Shift Time Frames to Future and Past

New Product Development

One method to free up ideators from the bounds of today’s traditional designs is to specifically ask for ideas that will not be relevant-until some future date (i.e., 5 or 10 years into the future), or as Google X  Lab defines it, “science fiction-sounding solutions.” This further-into-the-future  thinking may relax  the normal constraints associated with developing a novel design. Moreover, this shift in time focus may eliminate one’s common self-imposed restriction on new  ideas to merely those where the ideas can envision a path to fulfillment. Innovators’ prescribed imagination is the killer of radical ideas. Therefore, top management should find ways to remove mental boundaries by allowing the innovation team to generate ideas that will not be feasible in the near future. The following steps should be taken when implementing this change in time frames:

  1. Specific future time frames.  Instead of just having the NPD teams think about products that will be developed in the future ,specific challenges should be created for unique time frames (i.e., unique challenges for products that could be available in 5 years, 10 years, 25 years, etc.) These challenges can be technological, such as amputees who control a fully functional hand that can handle delicate objects with their brains, or cloths made of fiber-based nanogenerators that provide a flexible, foldable, and wearable power source that allows people to generate their own electrical current while walking, and harvest/storing the power generated  for later use. These challenges also can be related to social acceptance, as we see happening now with Google, which raise concerns over privacy and safety; or related to the law, as is the case of the driverless car and the legal questions that arise.
  2. Look into the past. In order to get some sense of where new technologies might come from, an interesting approach is to examine where current technologies came from, So much of what is included in today’s products is taken for granted. If one examines the history behind these technologies to identify the original purpose for which the technology was developed, one can gain insights into the seemingly idiosyncratic development of current technologies. Many of these technologies were likely intended for industries other than the ones they ended up being used in.
  3. Create a pictorial archive. One method that can be used to examine changes over time it to document the history of those changes in as easy to display manner. The idea is to capture every form of all competing products in the industry, going back to the introduction of the product category. These pictures should be captured and displayed in such a way that the history and development of the category can be easily examined.

Promote an Emerging Technology Focus across the Consumption Chain

One way to promote uniqueness is to fuse the process with a particular emerging technology and ask how that emerging technology could be used in the local domain. Another way is to attempt to hack together  two emerging technologies and then place the outcome in a specific domain (related to the company’s core industry). In addition, technological road  maps can be created for all potential emerging technologies that may impact the industry, consequently promoting combinations of several emerging technologies in a novel design challenge.

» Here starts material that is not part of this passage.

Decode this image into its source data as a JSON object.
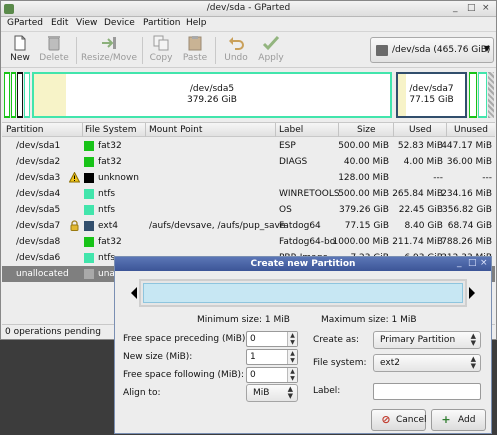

The idea to focus on new technologies is similar to the blue ocean concept in which innovators create new industries rather than compete with current players. Nintendo’s Wii console is a perfect example. The company did not wish to directly compete with Sony’s PlayStation or Microsoft’s Xbox in terms of the resolution and animation of the games. Instead, Nintendo created a new control and thus appealed to segments new to the video game industry (women and older folks).  By promoting a focus on emerging technologies, firms can reconstruct market boundaries and introduce novelty. New product developers can use cross- conventional technologies to create new demand in a new, unknown space, rather than compete over existing markets. This emerging technology focus in the design process will lead to innovative developments. The following steps should be taken when implementing the emerging technology focus:

Identify steps in consumer consumption chain. The first step here is to identify the steps associated with consumers’ consumption chain (MacMillan & McGrath,1997). Then for each step within the consumption chain(Table 1.1), the NPD team can identify emerging technologies that are likely to have an impact on how consumers make decisions at those different stages. Strategically thinking about the various steps consumers go through when interacting with a product enables the development team to creatively enhance the consumer experience every step of the way with unconventional technological solutions.

Mix  and  match technologies. Those emerging technologies that the team has identified then become the focal technologies. Next, the team should examine and list implications for mixing and matching different technologies together to come up with radically new product ideas. As a simple example we may consider two “hot” ideas: 3D printers and same-day delivery. How can we combine these to create a meaningful radical new product? One idea is that for simple products the designer can send the client a file to be printed at the client’s  3D printer – delivery is immediate. The beauty of this example is that it hacks together two seemingly unrelated products/services to create a potentially meaningful offering.

Table 1.1 Steps in the Consumer Consumption Chain

How do people become aware of their need for your product or service?
How do consumers find your offerings?
How do consumers make their final selection?
How do consumers order and purchase your product or service?
How is your product or service delivered?
How is your product installed?
How is your product or service paid for?
How is your product stored?
How is your product moved around?
What is the consumer really using your product for?
What do consumers need help with when they use your product?
What about returns or exchanges?
How is your product repaired or serviced?
What happens when your product is disposed of or no longer used?